“Now… (3)” (1988) by Kawahira Keizô, an oil painting depicting the Japanese and American flags flying together against a perfect cloudless blue sky, has a smoothness and starkness that, well, I don’t know what exactly was going on in the 1980s elsewhere in the world, but it’s certainly moved on past the obsessions with abstraction and conceptual art of the 1960s-70s, and with earlier decades’ trends in rejecting realism and embracing impressionism. This is one of the cleanest paintings in the place – bright colors, stark clear lines, nothing impressionistic or “stylized” about it.
“Koko ni iru watashi” (“I, who am here”), a wooden sculpture of a schoolgirl by Gibo Katsuyuki, made in 2009, similarly, would not stand out at any contemporary art gallery. Put it in a US university’s art gallery and tell me it’s by one of the MFA students, or one of the professors, and I wouldn’t be surprised at all. But, look closer, and you find that the girl is hiding her hands behind her back, and that they are tattooed with designs which were typical on Okinawan women’s hands prior to the late 19th century, and which were banned as “uncivilized” practices for many decades.
These pieces are not only beautiful, masterful, inspiring, moving pieces of art, just as good, just as modern, as anything produced elsewhere in the world, but they also speak to the viewer of a particular story, a particular experience. They convey for us the emotions of that experience, and the issues and difficulties of that particular history, a history unique to Okinawa, and thus contributing to the diverse fabric of global understanding something that only they can provide – the uniquely Okinawan piece of the jigsaw. At the same time, these same issues parallel those shared by a great many indigenous and colonized peoples around the world – issues of suppressed, destroyed, lost traditions and efforts to revive and restore one’s identity; issues of stolen land and of suffering under occupation – issues which the vast majority of utterly mainstream (post)modernist, conceptual, abstract, thematic works by Japanese, American, or European artists won’t give you.
I can’t believe it; I wasn’t planning for this to be a whole series of posts. I think my first (lost) draft was actually much more concise. Oh well. I’m certainly not going to complain about having more content. Stay tuned for Part 3.
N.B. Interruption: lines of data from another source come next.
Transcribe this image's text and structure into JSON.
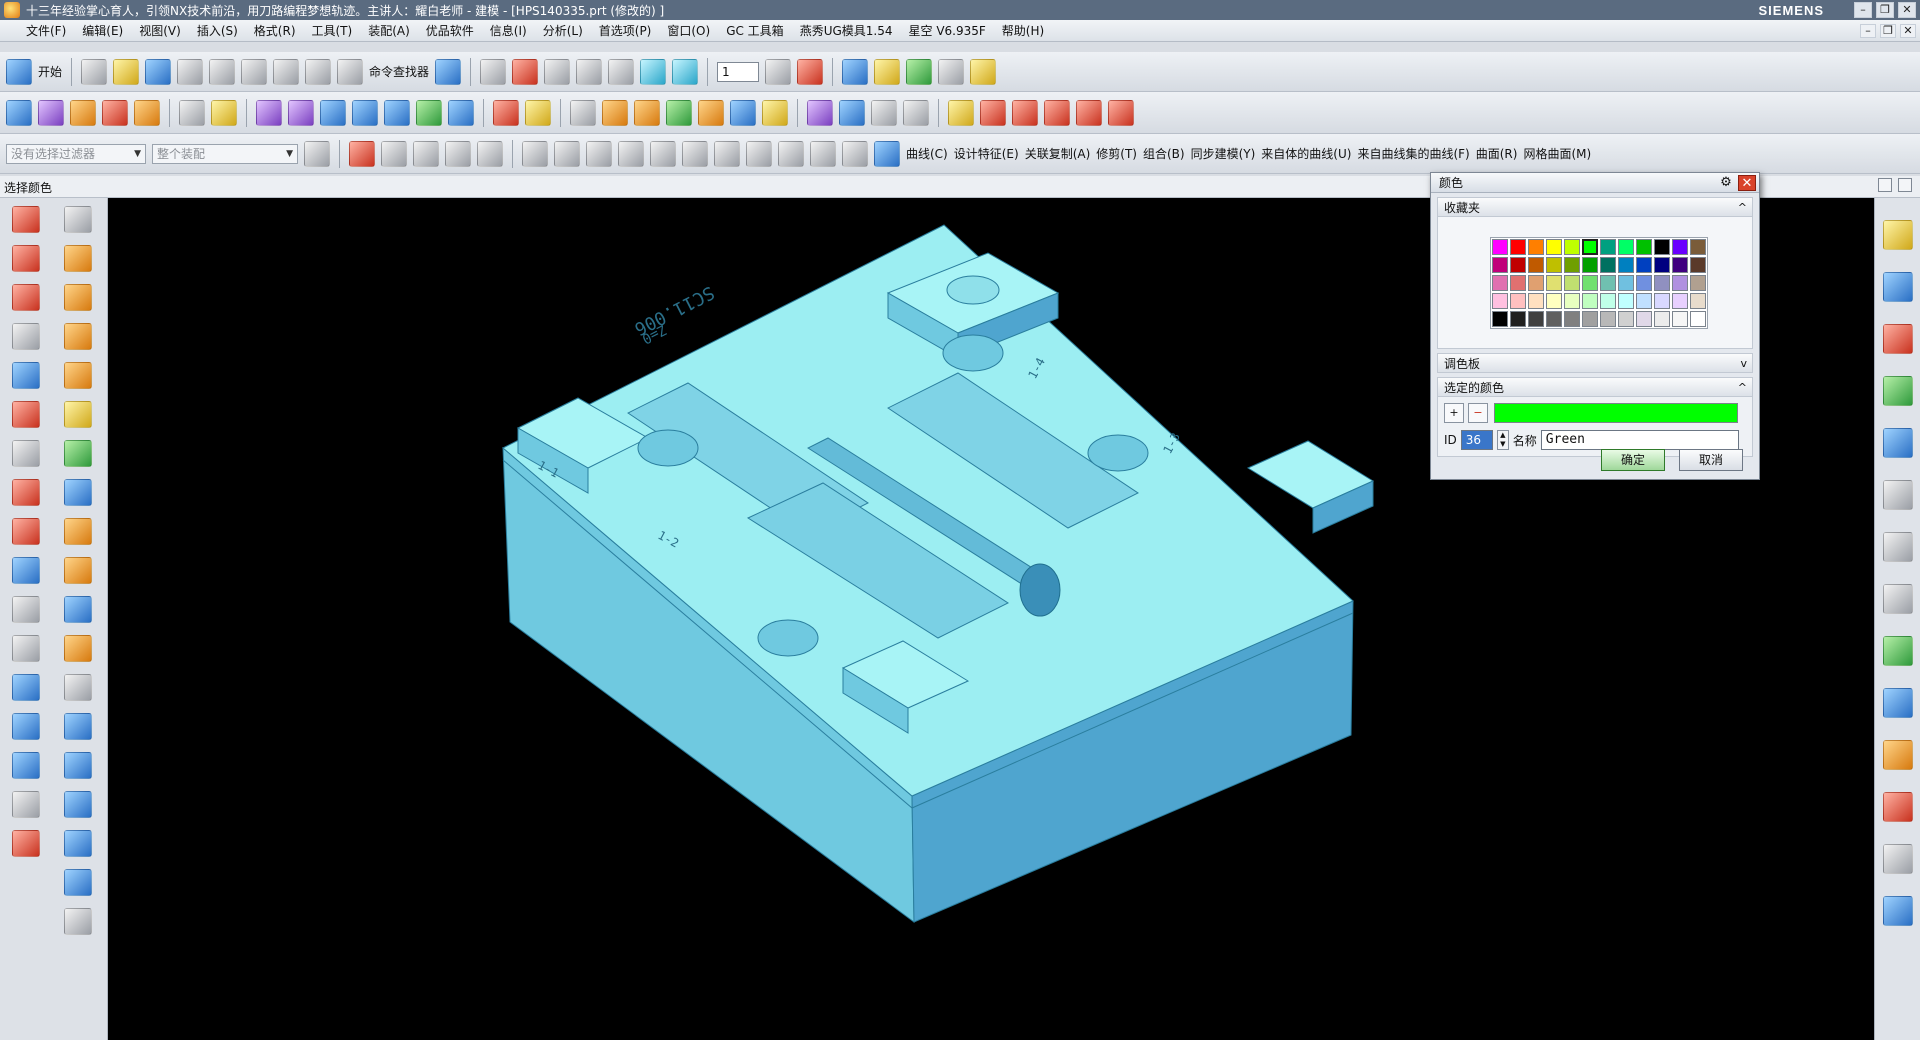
{
  "window": {
    "title": "十三年经验掌心育人，引领NX技术前沿，用刀路编程梦想轨迹。主讲人：耀白老师 - 建模 - [HPS140335.prt  (修改的) ]",
    "brand": "SIEMENS",
    "minimize": "–",
    "restore": "❐",
    "close": "✕"
  },
  "menu": {
    "items": [
      "文件(F)",
      "编辑(E)",
      "视图(V)",
      "插入(S)",
      "格式(R)",
      "工具(T)",
      "装配(A)",
      "优品软件",
      "信息(I)",
      "分析(L)",
      "首选项(P)",
      "窗口(O)",
      "GC 工具箱",
      "燕秀UG模具1.54",
      "星空 V6.935F",
      "帮助(H)"
    ]
  },
  "toolbar1": {
    "start_label": "开始",
    "command_finder": "命令查找器",
    "layer_value": "1"
  },
  "toolbar3": {
    "filter_placeholder": "没有选择过滤器",
    "assembly_scope": "整个装配",
    "menus": [
      "曲线(C)",
      "设计特征(E)",
      "关联复制(A)",
      "修剪(T)",
      "组合(B)",
      "同步建模(Y)",
      "来自体的曲线(U)",
      "来自曲线集的曲线(F)",
      "曲面(R)",
      "网格曲面(M)"
    ]
  },
  "prompt": {
    "text": "选择颜色"
  },
  "model": {
    "engraving_top": "SC11.006",
    "engraving_z": "Z=0",
    "label_1": "1-1",
    "label_2": "1-2",
    "label_3": "1-3",
    "label_4": "1-4"
  },
  "color_dialog": {
    "title": "颜色",
    "gear": "⚙",
    "close": "✕",
    "favorites_label": "收藏夹",
    "palette_label": "调色板",
    "selected_label": "选定的颜色",
    "collapse": "^",
    "expand": "v",
    "id_label": "ID",
    "id_value": "36",
    "name_label": "名称",
    "name_value": "Green",
    "ok_label": "确定",
    "cancel_label": "取消",
    "selected_color": "#00ff00",
    "swatches": [
      [
        "#ff00ff",
        "#ff0000",
        "#ff7f00",
        "#ffff00",
        "#bfff00",
        "#00ff00",
        "#00a080",
        "#00ff66",
        "#00c000",
        "#000000",
        "#6a00ff",
        "#7a5c3a"
      ],
      [
        "#c0007a",
        "#c00000",
        "#c05a00",
        "#bfbf00",
        "#6f9f00",
        "#009f00",
        "#007060",
        "#0080c0",
        "#0040c0",
        "#000080",
        "#400080",
        "#5a3a2a"
      ],
      [
        "#e070b0",
        "#e07070",
        "#e0a070",
        "#e0e070",
        "#c0e070",
        "#70e070",
        "#70c0b0",
        "#70c0e0",
        "#7090e0",
        "#9090c0",
        "#b090e0",
        "#b0a090"
      ],
      [
        "#ffc0e0",
        "#ffc0c0",
        "#ffe0c0",
        "#ffffc0",
        "#e8ffc0",
        "#c0ffc0",
        "#c0ffe8",
        "#c0ffff",
        "#c0e0ff",
        "#d8d8ff",
        "#e8d0ff",
        "#e8dccc"
      ],
      [
        "#000000",
        "#202020",
        "#404040",
        "#606060",
        "#808080",
        "#a0a0a0",
        "#b8b8b8",
        "#d0d0d0",
        "#e0d8e8",
        "#ececec",
        "#f6f6f6",
        "#ffffff"
      ]
    ],
    "selected_swatch": "0-5"
  },
  "colors": {
    "viewport_bg": "#000000",
    "part_top": "#9ceef2",
    "part_left": "#6fc7de",
    "part_right": "#4fa7cf"
  }
}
1) At least one of Nadoyama’s prewar works, long thought lost, was actually discovered in 2006.; as for the air raid, why am I not surprised that even despite the extensive interest among English-language Wikipedia writers, and English-language history enthusiasts more generally, in just about all aspects of World War II, there is no English-language Wikipedia page for the 10-10 Air Raid, an event cited regularly in Okinawan histories as a specific and extremely notable event?